══ Data to use ══

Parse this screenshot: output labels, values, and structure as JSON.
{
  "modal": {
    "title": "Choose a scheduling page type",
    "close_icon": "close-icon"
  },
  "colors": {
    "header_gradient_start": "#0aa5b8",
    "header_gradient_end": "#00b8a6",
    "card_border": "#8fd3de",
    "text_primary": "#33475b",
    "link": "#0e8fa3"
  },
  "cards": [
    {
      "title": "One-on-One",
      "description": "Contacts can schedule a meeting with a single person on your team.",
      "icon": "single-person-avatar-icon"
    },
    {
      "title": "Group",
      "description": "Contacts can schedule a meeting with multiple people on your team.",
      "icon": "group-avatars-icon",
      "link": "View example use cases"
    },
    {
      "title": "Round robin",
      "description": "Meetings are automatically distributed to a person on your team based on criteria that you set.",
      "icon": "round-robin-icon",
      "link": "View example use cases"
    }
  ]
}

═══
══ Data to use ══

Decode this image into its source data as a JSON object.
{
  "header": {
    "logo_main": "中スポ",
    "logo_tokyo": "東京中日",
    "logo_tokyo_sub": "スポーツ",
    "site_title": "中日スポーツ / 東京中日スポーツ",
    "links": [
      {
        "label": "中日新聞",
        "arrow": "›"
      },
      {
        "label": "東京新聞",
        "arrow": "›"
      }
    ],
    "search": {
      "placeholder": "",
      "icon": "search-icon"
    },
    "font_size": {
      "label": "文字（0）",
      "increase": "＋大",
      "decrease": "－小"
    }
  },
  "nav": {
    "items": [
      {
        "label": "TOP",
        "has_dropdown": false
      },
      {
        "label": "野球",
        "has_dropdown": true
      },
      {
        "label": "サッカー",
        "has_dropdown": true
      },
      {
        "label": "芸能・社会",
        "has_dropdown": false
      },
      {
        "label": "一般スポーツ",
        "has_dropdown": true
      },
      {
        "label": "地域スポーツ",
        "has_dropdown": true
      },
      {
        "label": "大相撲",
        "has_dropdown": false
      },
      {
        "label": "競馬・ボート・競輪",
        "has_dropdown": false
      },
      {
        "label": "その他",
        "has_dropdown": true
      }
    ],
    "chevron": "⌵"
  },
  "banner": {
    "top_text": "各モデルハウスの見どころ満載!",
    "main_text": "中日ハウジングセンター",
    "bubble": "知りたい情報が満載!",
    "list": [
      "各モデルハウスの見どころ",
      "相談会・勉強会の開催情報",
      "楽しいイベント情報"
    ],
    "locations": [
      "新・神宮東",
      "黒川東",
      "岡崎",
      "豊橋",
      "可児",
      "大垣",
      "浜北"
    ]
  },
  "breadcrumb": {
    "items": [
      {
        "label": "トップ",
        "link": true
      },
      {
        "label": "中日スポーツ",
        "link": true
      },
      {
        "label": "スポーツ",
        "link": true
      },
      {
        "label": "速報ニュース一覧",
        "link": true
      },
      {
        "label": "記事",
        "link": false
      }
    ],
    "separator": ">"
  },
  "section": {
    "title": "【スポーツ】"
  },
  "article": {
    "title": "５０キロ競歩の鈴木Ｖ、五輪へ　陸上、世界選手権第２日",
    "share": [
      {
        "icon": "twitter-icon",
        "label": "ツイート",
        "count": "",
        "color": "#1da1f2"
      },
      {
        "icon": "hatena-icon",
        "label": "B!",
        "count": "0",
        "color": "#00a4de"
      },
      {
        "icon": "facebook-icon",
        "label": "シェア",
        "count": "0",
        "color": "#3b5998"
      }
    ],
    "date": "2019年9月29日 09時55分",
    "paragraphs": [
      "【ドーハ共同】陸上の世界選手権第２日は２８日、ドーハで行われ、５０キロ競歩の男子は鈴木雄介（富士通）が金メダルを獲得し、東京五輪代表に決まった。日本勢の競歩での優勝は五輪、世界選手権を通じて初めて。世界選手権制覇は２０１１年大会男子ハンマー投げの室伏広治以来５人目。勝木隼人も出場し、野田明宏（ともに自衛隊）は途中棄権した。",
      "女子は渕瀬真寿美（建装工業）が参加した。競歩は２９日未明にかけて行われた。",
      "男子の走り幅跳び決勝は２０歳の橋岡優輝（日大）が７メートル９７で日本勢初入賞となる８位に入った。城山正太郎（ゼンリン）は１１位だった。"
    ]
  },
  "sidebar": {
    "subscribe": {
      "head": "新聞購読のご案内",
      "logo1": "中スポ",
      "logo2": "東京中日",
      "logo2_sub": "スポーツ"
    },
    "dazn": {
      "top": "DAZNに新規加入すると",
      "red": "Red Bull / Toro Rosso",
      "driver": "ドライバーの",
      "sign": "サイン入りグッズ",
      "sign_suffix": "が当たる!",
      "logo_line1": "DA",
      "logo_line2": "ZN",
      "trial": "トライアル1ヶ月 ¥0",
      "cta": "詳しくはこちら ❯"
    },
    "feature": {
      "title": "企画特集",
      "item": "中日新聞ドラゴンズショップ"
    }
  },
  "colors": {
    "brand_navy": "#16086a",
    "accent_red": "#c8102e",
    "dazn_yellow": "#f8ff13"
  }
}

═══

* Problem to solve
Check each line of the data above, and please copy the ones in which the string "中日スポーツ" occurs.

* Result for this exercise
    "site_title": "中日スポーツ / 東京中日スポーツ",
        "label": "中日スポーツ",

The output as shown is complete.